[Problem]
Each line of the material below should be reproduced exactly.

━━━ Supplied material ━━━

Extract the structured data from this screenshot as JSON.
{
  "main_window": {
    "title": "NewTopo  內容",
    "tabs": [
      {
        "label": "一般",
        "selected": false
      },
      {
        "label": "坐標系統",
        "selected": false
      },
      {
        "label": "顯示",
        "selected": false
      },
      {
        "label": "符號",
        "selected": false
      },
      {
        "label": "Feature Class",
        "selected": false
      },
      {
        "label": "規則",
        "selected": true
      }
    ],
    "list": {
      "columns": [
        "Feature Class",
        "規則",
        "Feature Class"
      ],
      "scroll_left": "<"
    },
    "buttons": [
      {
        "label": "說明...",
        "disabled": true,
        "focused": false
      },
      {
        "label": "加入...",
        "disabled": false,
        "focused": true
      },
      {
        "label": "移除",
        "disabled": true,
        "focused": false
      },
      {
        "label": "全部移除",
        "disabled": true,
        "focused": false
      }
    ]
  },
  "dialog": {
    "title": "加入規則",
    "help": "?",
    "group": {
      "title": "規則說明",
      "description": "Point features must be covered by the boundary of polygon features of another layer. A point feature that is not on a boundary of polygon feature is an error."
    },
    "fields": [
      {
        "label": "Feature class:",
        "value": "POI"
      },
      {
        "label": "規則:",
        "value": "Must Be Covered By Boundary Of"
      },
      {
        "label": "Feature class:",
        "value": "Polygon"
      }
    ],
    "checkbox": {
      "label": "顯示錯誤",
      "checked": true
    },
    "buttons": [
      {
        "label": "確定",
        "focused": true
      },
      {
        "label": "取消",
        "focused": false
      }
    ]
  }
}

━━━

[Your solution]
Extract the structured data from this screenshot as JSON.
{
  "main_window": {
    "title": "NewTopo  內容",
    "tabs": [
      {
        "label": "一般",
        "selected": false
      },
      {
        "label": "坐標系統",
        "selected": false
      },
      {
        "label": "顯示",
        "selected": false
      },
      {
        "label": "符號",
        "selected": false
      },
      {
        "label": "Feature Class",
        "selected": false
      },
      {
        "label": "規則",
        "selected": true
      }
    ],
    "list": {
      "columns": [
        "Feature Class",
        "規則",
        "Feature Class"
      ],
      "scroll_left": "<"
    },
    "buttons": [
      {
        "label": "說明...",
        "disabled": true,
        "focused": false
      },
      {
        "label": "加入...",
        "disabled": false,
        "focused": true
      },
      {
        "label": "移除",
        "disabled": true,
        "focused": false
      },
      {
        "label": "全部移除",
        "disabled": true,
        "focused": false
      }
    ]
  },
  "dialog": {
    "title": "加入規則",
    "help": "?",
    "group": {
      "title": "規則說明",
      "description": "Point features must be covered by the boundary of polygon features of another layer. A point feature that is not on a boundary of polygon feature is an error."
    },
    "fields": [
      {
        "label": "Feature class:",
        "value": "POI"
      },
      {
        "label": "規則:",
        "value": "Must Be Covered By Boundary Of"
      },
      {
        "label": "Feature class:",
        "value": "Polygon"
      }
    ],
    "checkbox": {
      "label": "顯示錯誤",
      "checked": true
    },
    "buttons": [
      {
        "label": "確定",
        "focused": true
      },
      {
        "label": "取消",
        "focused": false
      }
    ]
  }
}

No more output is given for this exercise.